In a joint press conference, United Kingdom Prime Minister David Cameron and Obama both spoke on a key collaboration initiative between the two nations: Science education. Obama spoke in generalities, but called science education "critical to our future prosperity" and said that the U.S. and U.K could continue to emphasize "investments in education, science, technology, infrastructure -- things that help our economies grow"
Interestingly, Obama was asked about the extradition case of Gary McKinnon. McKinnon, a Scottish hacker accused of breaking into 97 NASA and Defense networks, is alleged to have deleted several critical files from government operating systems. Obama said McKinnon "is now in the hands of the British legal system," though Cameron said the U.K must follow "the proper processes and make sure this case is dealt with in the proper way."

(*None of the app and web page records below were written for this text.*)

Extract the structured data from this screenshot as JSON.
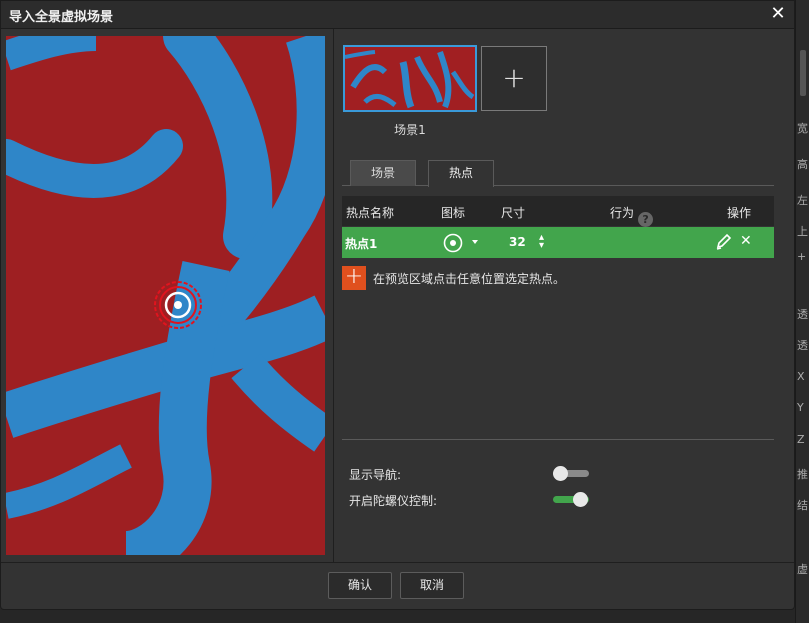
{
  "dialog": {
    "title": "导入全景虚拟场景",
    "close_icon": "close-icon"
  },
  "scenes": {
    "items": [
      {
        "label": "场景1",
        "selected": true
      }
    ],
    "add_label": "+"
  },
  "tabs": [
    {
      "label": "场景",
      "active": false
    },
    {
      "label": "热点",
      "active": true
    }
  ],
  "hotspot_table": {
    "columns": [
      "热点名称",
      "图标",
      "尺寸",
      "行为",
      "操作"
    ],
    "help_icon": "?",
    "rows": [
      {
        "name": "热点1",
        "icon": "target-icon",
        "size": "32",
        "behavior": "",
        "highlight": "#42a54c"
      }
    ]
  },
  "hint": {
    "plus": "+",
    "text": "在预览区域点击任意位置选定热点。"
  },
  "options": [
    {
      "label": "显示导航:",
      "on": false
    },
    {
      "label": "开启陀螺仪控制:",
      "on": true
    }
  ],
  "footer": {
    "confirm_label": "确认",
    "cancel_label": "取消"
  },
  "colors": {
    "accent": "#3a9ad9",
    "active_row": "#42a54c",
    "add_hotspot": "#e0501e",
    "panorama_red": "#9e1f22",
    "panorama_blue": "#2f86c8",
    "hotspot_marker": "#e0141e"
  },
  "right_edge_chars": [
    "宽",
    "高",
    "左",
    "上",
    "+",
    "透",
    "透",
    "X",
    "Y",
    "Z",
    "推",
    "结",
    "虚"
  ]
}
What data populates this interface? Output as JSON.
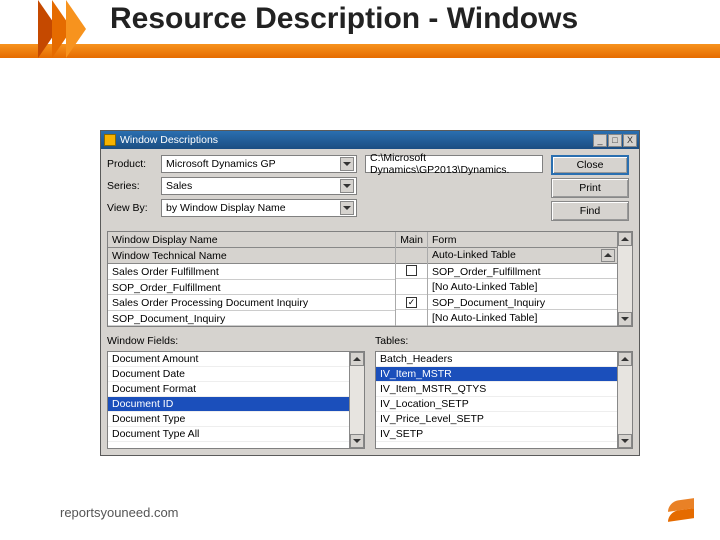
{
  "slide": {
    "title": "Resource Description - Windows",
    "footer": "reportsyouneed.com"
  },
  "dialog": {
    "title": "Window Descriptions",
    "winbtns": {
      "min": "_",
      "max": "□",
      "close": "X"
    },
    "labels": {
      "product": "Product:",
      "series": "Series:",
      "view": "View By:"
    },
    "values": {
      "product": "Microsoft Dynamics GP",
      "series": "Sales",
      "view": "by Window Display Name",
      "path": "C:\\Microsoft Dynamics\\GP2013\\Dynamics."
    },
    "buttons": {
      "close": "Close",
      "print": "Print",
      "find": "Find"
    },
    "grid": {
      "headers": {
        "display": "Window Display Name",
        "technical": "Window Technical Name",
        "main": "Main",
        "form": "Form",
        "autolinked": "Auto-Linked Table"
      },
      "rows": [
        {
          "display": "Sales Order Fulfillment",
          "technical": "SOP_Order_Fulfillment",
          "hasCb": true,
          "checked": false,
          "form": "SOP_Order_Fulfillment",
          "auto": "[No Auto-Linked Table]"
        },
        {
          "display": "Sales Order Processing Document Inquiry",
          "technical": "SOP_Document_Inquiry",
          "hasCb": true,
          "checked": true,
          "form": "SOP_Document_Inquiry",
          "auto": "[No Auto-Linked Table]"
        }
      ]
    },
    "fields": {
      "label": "Window Fields:",
      "items": [
        "Document Amount",
        "Document Date",
        "Document Format",
        "Document ID",
        "Document Type",
        "Document Type All"
      ],
      "selected": "Document ID"
    },
    "tables": {
      "label": "Tables:",
      "items": [
        "Batch_Headers",
        "IV_Item_MSTR",
        "IV_Item_MSTR_QTYS",
        "IV_Location_SETP",
        "IV_Price_Level_SETP",
        "IV_SETP"
      ],
      "selected": "IV_Item_MSTR"
    }
  }
}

During an historic speech to Parliament, Obama also mentioned the changing landscape of the 21st Century, including business and scientific innovation and discovery.
That gives nations like the United States and the United Kingdom an inherent advantage. For from Newton and Darwin to Edison and Einstein, from Alan Turing to Steve Jobs, we have led the world in our commitment to science and cutting-edge research, the discovery of new medicines and technologies. We educate our citizens and train our workers in the best colleges and universities on Earth. But to maintain this advantage in a world that's more competitive than ever, we will have to redouble our investments in science and engineering, and renew our national commitments to educating our workforces.
Obama also emphasized the importance of free thought and rights in a digital age, with the caveat that security from cybercrime is a shared responsibility for developed nations like those in the NATO alliance.
Indeed, our efforts in this young century have led us to a new concept for NATO that will give us the capabilities needed to meet new threats -- threats like terrorism and piracy, cyber attacks and ballistic missiles. But a revitalized NATO will continue to hew to that original vision of its founders, allowing us to rally collective action for the defense of our people, while building upon the broader belief of Roosevelt and Churchill that all nations have both rights and responsibilities, and all nations share a common interest in an international architecture that maintains the peace.
Besides emphasizing broad cooperation between the United Kingdom and the United States, Obama also appears to be promoting greater collaboration on science and technology issues.